━━━━━ SUPPLIED RECORDS
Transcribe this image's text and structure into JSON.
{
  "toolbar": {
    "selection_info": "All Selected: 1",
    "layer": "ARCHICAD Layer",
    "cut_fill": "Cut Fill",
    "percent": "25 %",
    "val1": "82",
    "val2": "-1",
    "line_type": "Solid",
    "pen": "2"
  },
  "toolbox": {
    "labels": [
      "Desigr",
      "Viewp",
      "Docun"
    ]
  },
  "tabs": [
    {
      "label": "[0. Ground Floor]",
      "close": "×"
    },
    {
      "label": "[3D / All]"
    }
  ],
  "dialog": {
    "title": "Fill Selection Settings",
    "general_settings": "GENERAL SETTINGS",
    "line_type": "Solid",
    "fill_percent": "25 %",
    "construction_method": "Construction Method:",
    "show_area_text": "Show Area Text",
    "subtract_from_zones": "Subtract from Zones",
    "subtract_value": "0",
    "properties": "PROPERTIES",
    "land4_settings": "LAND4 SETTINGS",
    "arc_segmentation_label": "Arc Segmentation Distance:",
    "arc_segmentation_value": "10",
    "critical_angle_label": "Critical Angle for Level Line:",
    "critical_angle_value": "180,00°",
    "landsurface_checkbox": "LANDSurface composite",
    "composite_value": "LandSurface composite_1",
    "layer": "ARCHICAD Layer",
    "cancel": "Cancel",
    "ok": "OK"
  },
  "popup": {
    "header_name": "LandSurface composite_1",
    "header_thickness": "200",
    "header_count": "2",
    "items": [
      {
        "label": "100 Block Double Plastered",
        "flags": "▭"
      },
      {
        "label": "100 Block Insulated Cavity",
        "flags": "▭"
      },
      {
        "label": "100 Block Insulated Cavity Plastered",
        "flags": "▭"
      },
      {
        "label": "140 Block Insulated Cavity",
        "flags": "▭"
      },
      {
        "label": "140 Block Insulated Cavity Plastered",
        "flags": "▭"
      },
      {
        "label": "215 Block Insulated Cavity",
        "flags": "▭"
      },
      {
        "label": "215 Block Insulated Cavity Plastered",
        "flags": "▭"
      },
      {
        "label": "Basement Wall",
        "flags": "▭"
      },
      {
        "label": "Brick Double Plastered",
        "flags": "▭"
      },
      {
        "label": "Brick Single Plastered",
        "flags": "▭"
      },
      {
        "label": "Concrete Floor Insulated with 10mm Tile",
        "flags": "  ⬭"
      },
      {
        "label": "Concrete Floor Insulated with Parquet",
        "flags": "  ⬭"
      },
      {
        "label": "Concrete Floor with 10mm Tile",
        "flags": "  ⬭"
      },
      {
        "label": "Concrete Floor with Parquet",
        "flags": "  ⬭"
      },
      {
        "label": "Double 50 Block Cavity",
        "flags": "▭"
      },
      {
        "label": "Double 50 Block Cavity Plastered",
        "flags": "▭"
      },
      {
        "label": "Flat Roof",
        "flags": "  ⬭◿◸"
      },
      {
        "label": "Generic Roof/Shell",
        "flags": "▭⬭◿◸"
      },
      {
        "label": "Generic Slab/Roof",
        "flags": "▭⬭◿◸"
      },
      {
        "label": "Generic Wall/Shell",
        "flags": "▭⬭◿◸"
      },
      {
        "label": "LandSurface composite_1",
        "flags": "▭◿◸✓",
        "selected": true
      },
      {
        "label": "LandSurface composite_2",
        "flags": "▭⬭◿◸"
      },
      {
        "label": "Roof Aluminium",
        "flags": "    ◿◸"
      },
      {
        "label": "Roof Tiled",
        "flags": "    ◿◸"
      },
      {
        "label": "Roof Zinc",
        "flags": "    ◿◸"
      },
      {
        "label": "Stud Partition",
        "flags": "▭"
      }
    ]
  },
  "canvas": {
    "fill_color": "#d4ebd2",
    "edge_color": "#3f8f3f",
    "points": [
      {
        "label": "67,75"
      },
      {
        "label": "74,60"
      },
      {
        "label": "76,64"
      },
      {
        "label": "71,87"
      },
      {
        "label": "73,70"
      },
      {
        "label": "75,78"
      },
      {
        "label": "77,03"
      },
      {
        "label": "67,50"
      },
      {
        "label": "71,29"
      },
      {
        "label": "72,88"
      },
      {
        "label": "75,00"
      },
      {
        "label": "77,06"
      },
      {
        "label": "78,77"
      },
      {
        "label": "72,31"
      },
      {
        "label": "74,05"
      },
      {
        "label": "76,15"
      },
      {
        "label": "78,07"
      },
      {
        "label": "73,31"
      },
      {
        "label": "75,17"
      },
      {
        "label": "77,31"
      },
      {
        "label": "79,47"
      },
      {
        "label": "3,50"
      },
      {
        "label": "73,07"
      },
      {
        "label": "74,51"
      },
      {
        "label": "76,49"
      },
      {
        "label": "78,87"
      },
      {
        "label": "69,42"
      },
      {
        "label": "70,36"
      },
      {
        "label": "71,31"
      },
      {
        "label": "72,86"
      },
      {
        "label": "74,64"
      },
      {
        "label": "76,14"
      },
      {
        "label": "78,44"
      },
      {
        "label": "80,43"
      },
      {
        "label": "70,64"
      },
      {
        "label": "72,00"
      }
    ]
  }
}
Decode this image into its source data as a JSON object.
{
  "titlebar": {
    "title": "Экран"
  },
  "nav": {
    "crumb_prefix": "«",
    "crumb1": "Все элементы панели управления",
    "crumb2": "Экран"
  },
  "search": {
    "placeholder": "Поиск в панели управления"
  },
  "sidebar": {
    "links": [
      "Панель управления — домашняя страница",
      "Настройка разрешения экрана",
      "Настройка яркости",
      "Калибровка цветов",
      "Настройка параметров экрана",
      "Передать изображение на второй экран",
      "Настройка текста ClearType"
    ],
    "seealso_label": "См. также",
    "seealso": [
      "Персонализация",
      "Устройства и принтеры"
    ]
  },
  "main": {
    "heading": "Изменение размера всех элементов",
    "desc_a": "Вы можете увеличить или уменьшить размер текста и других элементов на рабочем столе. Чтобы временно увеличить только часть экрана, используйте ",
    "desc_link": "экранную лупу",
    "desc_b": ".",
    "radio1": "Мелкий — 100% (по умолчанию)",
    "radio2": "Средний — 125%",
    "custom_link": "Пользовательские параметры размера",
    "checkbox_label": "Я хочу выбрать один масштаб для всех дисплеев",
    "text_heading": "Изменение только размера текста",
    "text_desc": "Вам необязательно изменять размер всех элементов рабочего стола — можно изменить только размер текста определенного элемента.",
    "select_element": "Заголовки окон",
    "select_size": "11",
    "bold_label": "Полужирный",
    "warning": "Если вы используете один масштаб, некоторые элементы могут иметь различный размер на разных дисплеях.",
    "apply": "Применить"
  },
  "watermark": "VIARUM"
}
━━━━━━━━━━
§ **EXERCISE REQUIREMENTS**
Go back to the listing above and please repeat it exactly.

§ **TASK ANSWER**
Transcribe this image's text and structure into JSON.
{
  "toolbar": {
    "selection_info": "All Selected: 1",
    "layer": "ARCHICAD Layer",
    "cut_fill": "Cut Fill",
    "percent": "25 %",
    "val1": "82",
    "val2": "-1",
    "line_type": "Solid",
    "pen": "2"
  },
  "toolbox": {
    "labels": [
      "Desigr",
      "Viewp",
      "Docun"
    ]
  },
  "tabs": [
    {
      "label": "[0. Ground Floor]",
      "close": "×"
    },
    {
      "label": "[3D / All]"
    }
  ],
  "dialog": {
    "title": "Fill Selection Settings",
    "general_settings": "GENERAL SETTINGS",
    "line_type": "Solid",
    "fill_percent": "25 %",
    "construction_method": "Construction Method:",
    "show_area_text": "Show Area Text",
    "subtract_from_zones": "Subtract from Zones",
    "subtract_value": "0",
    "properties": "PROPERTIES",
    "land4_settings": "LAND4 SETTINGS",
    "arc_segmentation_label": "Arc Segmentation Distance:",
    "arc_segmentation_value": "10",
    "critical_angle_label": "Critical Angle for Level Line:",
    "critical_angle_value": "180,00°",
    "landsurface_checkbox": "LANDSurface composite",
    "composite_value": "LandSurface composite_1",
    "layer": "ARCHICAD Layer",
    "cancel": "Cancel",
    "ok": "OK"
  },
  "popup": {
    "header_name": "LandSurface composite_1",
    "header_thickness": "200",
    "header_count": "2",
    "items": [
      {
        "label": "100 Block Double Plastered",
        "flags": "▭"
      },
      {
        "label": "100 Block Insulated Cavity",
        "flags": "▭"
      },
      {
        "label": "100 Block Insulated Cavity Plastered",
        "flags": "▭"
      },
      {
        "label": "140 Block Insulated Cavity",
        "flags": "▭"
      },
      {
        "label": "140 Block Insulated Cavity Plastered",
        "flags": "▭"
      },
      {
        "label": "215 Block Insulated Cavity",
        "flags": "▭"
      },
      {
        "label": "215 Block Insulated Cavity Plastered",
        "flags": "▭"
      },
      {
        "label": "Basement Wall",
        "flags": "▭"
      },
      {
        "label": "Brick Double Plastered",
        "flags": "▭"
      },
      {
        "label": "Brick Single Plastered",
        "flags": "▭"
      },
      {
        "label": "Concrete Floor Insulated with 10mm Tile",
        "flags": "  ⬭"
      },
      {
        "label": "Concrete Floor Insulated with Parquet",
        "flags": "  ⬭"
      },
      {
        "label": "Concrete Floor with 10mm Tile",
        "flags": "  ⬭"
      },
      {
        "label": "Concrete Floor with Parquet",
        "flags": "  ⬭"
      },
      {
        "label": "Double 50 Block Cavity",
        "flags": "▭"
      },
      {
        "label": "Double 50 Block Cavity Plastered",
        "flags": "▭"
      },
      {
        "label": "Flat Roof",
        "flags": "  ⬭◿◸"
      },
      {
        "label": "Generic Roof/Shell",
        "flags": "▭⬭◿◸"
      },
      {
        "label": "Generic Slab/Roof",
        "flags": "▭⬭◿◸"
      },
      {
        "label": "Generic Wall/Shell",
        "flags": "▭⬭◿◸"
      },
      {
        "label": "LandSurface composite_1",
        "flags": "▭◿◸✓",
        "selected": true
      },
      {
        "label": "LandSurface composite_2",
        "flags": "▭⬭◿◸"
      },
      {
        "label": "Roof Aluminium",
        "flags": "    ◿◸"
      },
      {
        "label": "Roof Tiled",
        "flags": "    ◿◸"
      },
      {
        "label": "Roof Zinc",
        "flags": "    ◿◸"
      },
      {
        "label": "Stud Partition",
        "flags": "▭"
      }
    ]
  },
  "canvas": {
    "fill_color": "#d4ebd2",
    "edge_color": "#3f8f3f",
    "points": [
      {
        "label": "67,75"
      },
      {
        "label": "74,60"
      },
      {
        "label": "76,64"
      },
      {
        "label": "71,87"
      },
      {
        "label": "73,70"
      },
      {
        "label": "75,78"
      },
      {
        "label": "77,03"
      },
      {
        "label": "67,50"
      },
      {
        "label": "71,29"
      },
      {
        "label": "72,88"
      },
      {
        "label": "75,00"
      },
      {
        "label": "77,06"
      },
      {
        "label": "78,77"
      },
      {
        "label": "72,31"
      },
      {
        "label": "74,05"
      },
      {
        "label": "76,15"
      },
      {
        "label": "78,07"
      },
      {
        "label": "73,31"
      },
      {
        "label": "75,17"
      },
      {
        "label": "77,31"
      },
      {
        "label": "79,47"
      },
      {
        "label": "3,50"
      },
      {
        "label": "73,07"
      },
      {
        "label": "74,51"
      },
      {
        "label": "76,49"
      },
      {
        "label": "78,87"
      },
      {
        "label": "69,42"
      },
      {
        "label": "70,36"
      },
      {
        "label": "71,31"
      },
      {
        "label": "72,86"
      },
      {
        "label": "74,64"
      },
      {
        "label": "76,14"
      },
      {
        "label": "78,44"
      },
      {
        "label": "80,43"
      },
      {
        "label": "70,64"
      },
      {
        "label": "72,00"
      }
    ]
  }
}
Decode this image into its source data as a JSON object.
{
  "titlebar": {
    "title": "Экран"
  },
  "nav": {
    "crumb_prefix": "«",
    "crumb1": "Все элементы панели управления",
    "crumb2": "Экран"
  },
  "search": {
    "placeholder": "Поиск в панели управления"
  },
  "sidebar": {
    "links": [
      "Панель управления — домашняя страница",
      "Настройка разрешения экрана",
      "Настройка яркости",
      "Калибровка цветов",
      "Настройка параметров экрана",
      "Передать изображение на второй экран",
      "Настройка текста ClearType"
    ],
    "seealso_label": "См. также",
    "seealso": [
      "Персонализация",
      "Устройства и принтеры"
    ]
  },
  "main": {
    "heading": "Изменение размера всех элементов",
    "desc_a": "Вы можете увеличить или уменьшить размер текста и других элементов на рабочем столе. Чтобы временно увеличить только часть экрана, используйте ",
    "desc_link": "экранную лупу",
    "desc_b": ".",
    "radio1": "Мелкий — 100% (по умолчанию)",
    "radio2": "Средний — 125%",
    "custom_link": "Пользовательские параметры размера",
    "checkbox_label": "Я хочу выбрать один масштаб для всех дисплеев",
    "text_heading": "Изменение только размера текста",
    "text_desc": "Вам необязательно изменять размер всех элементов рабочего стола — можно изменить только размер текста определенного элемента.",
    "select_element": "Заголовки окон",
    "select_size": "11",
    "bold_label": "Полужирный",
    "warning": "Если вы используете один масштаб, некоторые элементы могут иметь различный размер на разных дисплеях.",
    "apply": "Применить"
  },
  "watermark": "VIARUM"
}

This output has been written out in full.